The E carriers (E1, E3, and so on), like the North American T carriers, are communication systems and standards that provide multiplexed, multichannel, point-to-point communication links. It has been used by carriers to link remote telephone switching offices and is commonly used for customer-to-carrier access links.
The E carriers are defined by the European CEPT (Conference of Postal and Telecommunications Administrations) and are used in Europe, Mexico, and South America. The T carriers are part of the NADH (North American Digital Hierarchy). The CEPT format defines how digital information is formatted and multiplexed into the transmission system.
Conceptually, the two standards provide a similar type of service: transmission links that provide multiple time division multiplexed (TDM) channels. Traditionally, multiple voice calls are carried over the service, but data is also supported. The service is digital, meaning that analog phone calls piped into a TDM channel are first converted to digital signals. PCM (pulse code modulation) is used for analog-to-digital conversion.
The carriers originally used the services to connect outlying remote telephone switches with central office switches or to interconnect central offices. For example, if a new subdivision was built, a remote switch was installed near the subdivision to provide a connection point for new subscriber telephone lines (local loop copper wires). The subscriber lines then were multiplexed onto a single cable that connected the remote switch with the central office.
The basic channel in both systems is the 64-Kbit/sec channel that supports one voice call or data circuit, depending on how the customer wants to use it. But this is where to two systems diverge. The E carriers allocate the full 64-Kbits/sec channel to the user, while the T carriers rob some of the bits in the basic channel to use for signaling. The end results are the same, but the digital hierarchy is different. The E carrier hierarchy is listed here.
Note that an E1 carries 30 channels, while a T1 carries 24 channels. Since E1 circuits carry more channels than T1 circuits (24 channels), repeaters are required every 6,000 feet when copper wire is used. See "T Carriers" for information about the T carriers and "NADH (North American Digital Hierarchy)" for information about the signaling methods.

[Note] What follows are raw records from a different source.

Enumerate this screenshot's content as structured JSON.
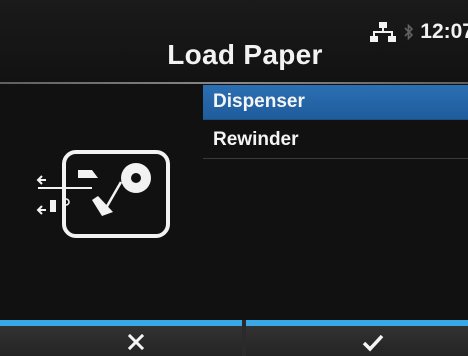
{
  "header": {
    "title": "Load Paper",
    "time": "12:07",
    "network_icon": "network-icon",
    "bluetooth_icon": "bluetooth-icon"
  },
  "menu": {
    "items": [
      {
        "label": "Dispenser",
        "selected": true
      },
      {
        "label": "Rewinder",
        "selected": false
      }
    ]
  },
  "illustration": {
    "icon": "printer-paper-path-icon"
  },
  "buttons": {
    "cancel": {
      "icon": "cross-icon"
    },
    "confirm": {
      "icon": "checkmark-icon"
    }
  },
  "colors": {
    "selected_item": "#2467a8",
    "button_accent": "#38a9e6",
    "background": "#111111"
  }
}
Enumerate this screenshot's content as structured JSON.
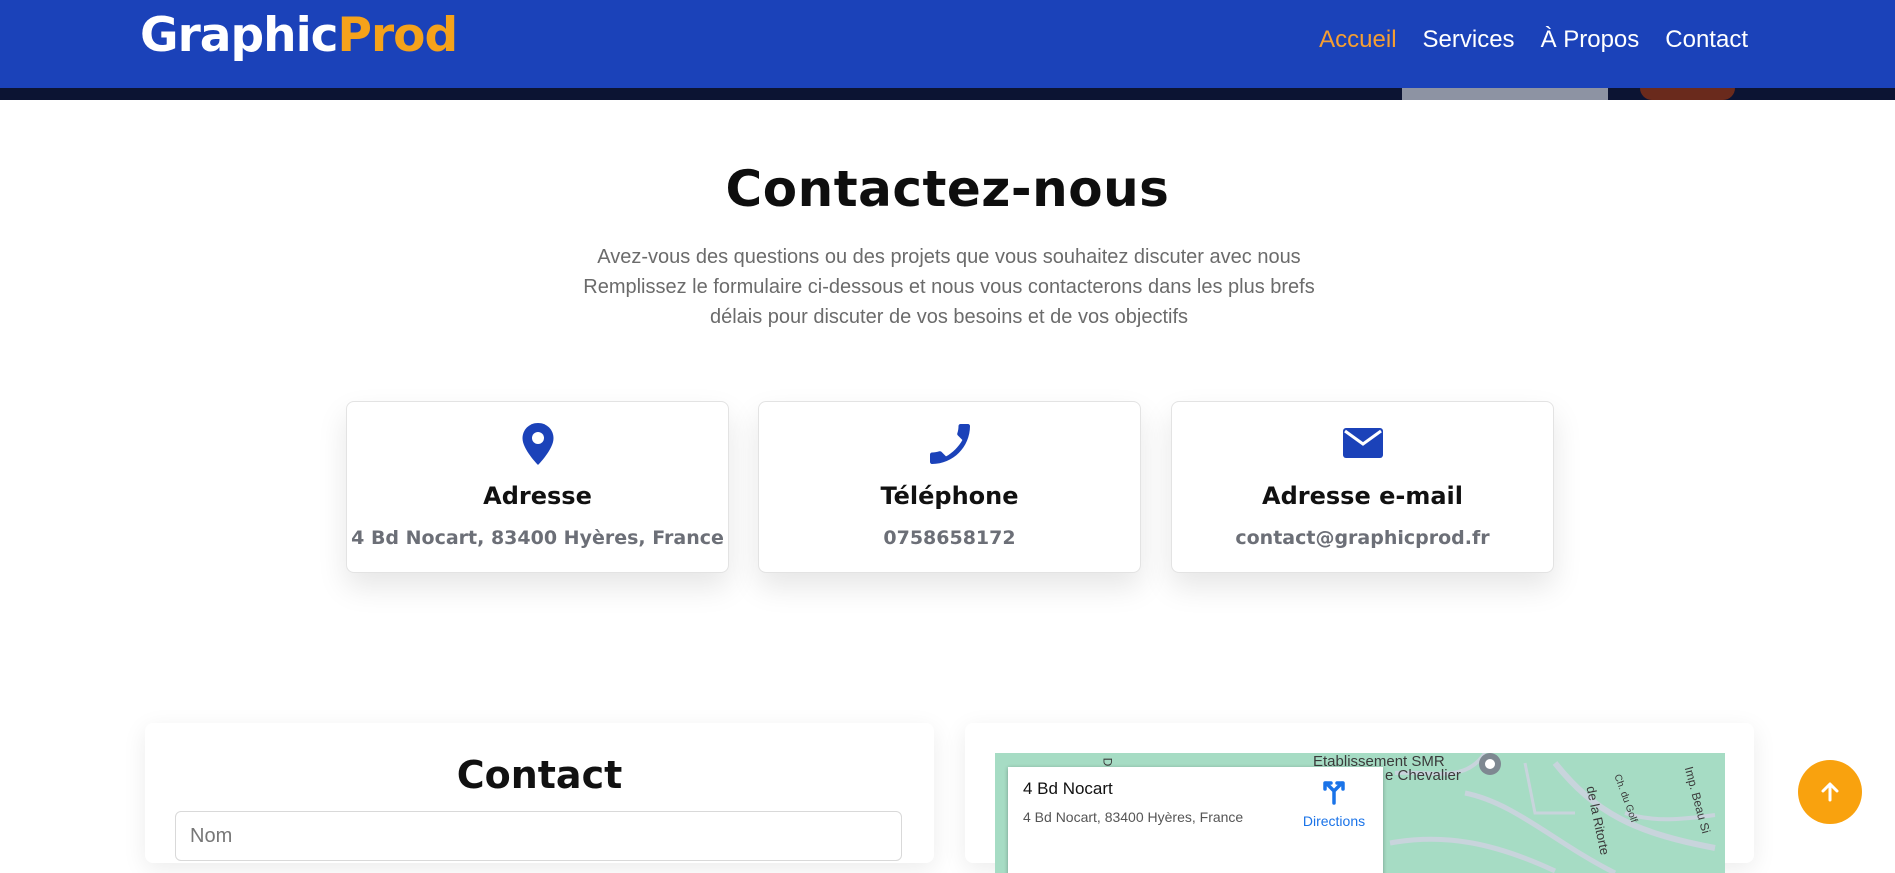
{
  "header": {
    "logo_part1": "Graphic",
    "logo_part2": "Prod",
    "nav": [
      "Accueil",
      "Services",
      "À Propos",
      "Contact"
    ],
    "active_nav": "Accueil"
  },
  "hero": {
    "title": "Contactez-nous",
    "subtitle": "Avez-vous des questions ou des projets que vous souhaitez discuter avec nous Remplissez le formulaire ci-dessous et nous vous contacterons dans les plus brefs délais pour discuter de vos besoins et de vos objectifs"
  },
  "cards": [
    {
      "icon": "map-marker-icon",
      "title": "Adresse",
      "value": "4 Bd Nocart, 83400 Hyères, France"
    },
    {
      "icon": "phone-icon",
      "title": "Téléphone",
      "value": "0758658172"
    },
    {
      "icon": "envelope-icon",
      "title": "Adresse e-mail",
      "value": "contact@graphicprod.fr"
    }
  ],
  "form": {
    "title": "Contact",
    "name_placeholder": "Nom"
  },
  "map": {
    "place_title": "4 Bd Nocart",
    "place_address": "4 Bd Nocart, 83400 Hyères, France",
    "directions_label": "Directions",
    "labels": [
      "Etablissement SMR",
      "e Chevalier",
      "de la Ritorte",
      "Imp. Beau Si",
      "Ch. du Golf",
      "D"
    ]
  },
  "colors": {
    "navbar": "#1b42b9",
    "accent": "#f5a21a",
    "icon_blue": "#1b42b9",
    "scroll_button": "#f9a20e"
  }
}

See "TDM Networks" for information about building networks with E1/T1 links.
Copyright (c) 2001 Tom Sheldon and Big Sur Multimedia.